    • Coupling to damped eigenmodes (that exist at all k scales, with different

    cross-phases) can influence spectral saturation and partitioning of

    transport, e.g. Qe vs. Qi vs. , … (Terry, Hatch)

    • Different routes to dissipation have been addressed theoretically:

    • Critical balance (Goldreich-Sridhar, Schekochihin, M. Barnes): balance

    nonlinear dynamics with linear || dynamics

    – 2D perpendicular nonlinearity at different parallel locations creates fine parallel

    structure (k|| ) through Landau damping generates fine v|| structure

    dissipation through collisions
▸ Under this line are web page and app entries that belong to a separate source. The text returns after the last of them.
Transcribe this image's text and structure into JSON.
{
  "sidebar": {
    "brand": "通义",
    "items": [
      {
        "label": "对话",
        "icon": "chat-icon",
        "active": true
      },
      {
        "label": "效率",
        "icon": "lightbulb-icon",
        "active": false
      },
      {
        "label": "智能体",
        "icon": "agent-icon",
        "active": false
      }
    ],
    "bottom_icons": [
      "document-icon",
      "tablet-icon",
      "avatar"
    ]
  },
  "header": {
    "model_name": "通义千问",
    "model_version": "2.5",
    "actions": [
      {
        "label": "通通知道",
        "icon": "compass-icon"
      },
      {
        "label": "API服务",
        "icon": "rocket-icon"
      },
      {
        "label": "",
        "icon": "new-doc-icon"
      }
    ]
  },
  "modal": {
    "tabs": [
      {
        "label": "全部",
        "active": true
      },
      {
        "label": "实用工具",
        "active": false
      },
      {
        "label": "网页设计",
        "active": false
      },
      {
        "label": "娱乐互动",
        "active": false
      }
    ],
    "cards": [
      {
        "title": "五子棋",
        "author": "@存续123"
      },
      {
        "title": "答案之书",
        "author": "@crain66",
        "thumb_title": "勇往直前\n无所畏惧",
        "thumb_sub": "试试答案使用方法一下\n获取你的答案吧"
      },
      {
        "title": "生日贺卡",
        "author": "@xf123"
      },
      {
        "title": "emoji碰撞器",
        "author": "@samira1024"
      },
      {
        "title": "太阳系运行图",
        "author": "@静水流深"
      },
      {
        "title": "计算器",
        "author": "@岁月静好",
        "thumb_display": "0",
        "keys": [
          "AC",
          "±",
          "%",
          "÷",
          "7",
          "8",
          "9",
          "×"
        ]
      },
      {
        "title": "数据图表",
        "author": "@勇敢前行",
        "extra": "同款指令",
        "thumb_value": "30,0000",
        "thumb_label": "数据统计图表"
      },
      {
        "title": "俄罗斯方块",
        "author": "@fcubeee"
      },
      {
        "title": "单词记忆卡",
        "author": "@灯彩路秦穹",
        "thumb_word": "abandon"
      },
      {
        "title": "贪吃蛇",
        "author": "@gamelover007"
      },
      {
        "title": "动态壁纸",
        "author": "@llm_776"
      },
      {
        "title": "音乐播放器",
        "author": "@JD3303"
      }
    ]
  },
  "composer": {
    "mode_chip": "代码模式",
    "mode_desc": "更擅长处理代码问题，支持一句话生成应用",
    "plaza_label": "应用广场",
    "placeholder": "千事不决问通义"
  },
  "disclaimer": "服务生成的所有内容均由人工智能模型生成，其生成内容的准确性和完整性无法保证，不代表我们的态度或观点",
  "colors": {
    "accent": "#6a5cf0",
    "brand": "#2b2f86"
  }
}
    – Can happen at all k scales

    – Simple scaling argument reproduces transport scaling

    • Nonlinear phase mixing (Hammett, Dorland, Schekochihin, Tatsuno):

    – At sufficient amplitude, gyroaveraged nonlinear term δvE ⋅ ∇δf ∼ J0k⊥v⊥

    ΩδvE ⋅

    ∇δf generates structure in 𝜇~𝑣⊥2 dissipation through collisions

  • 31

    While orders faster than GK, reduced GF

    models still slow for predictive modeling

    • Current research train neural nets on expansive database

    of GF model predictions to use in predictive models (Citrin)

    • Sufficient speed up enables real-time control or faster-than-

    real-time forecasting

    Multi-scale

    gyrokinetics

    Gyrofluid

    transport model

    NN evaluation of

    GF model

    ~1010 cpu-sec ~100 cpu-sec ~10-5 cpu-sec

  • 32

    Summary

    • Magnetized turbulent transport models fundamentally use

    quasi-linear calculation of cross-phases plus mixing-length

    like saturation estimates

    • Have shown a number of successes in reproducing first-

    principles simulations

    • As always, discrepancies (and failures) increase moving

    towards the edge a frontier of turbulence and transport

    modeling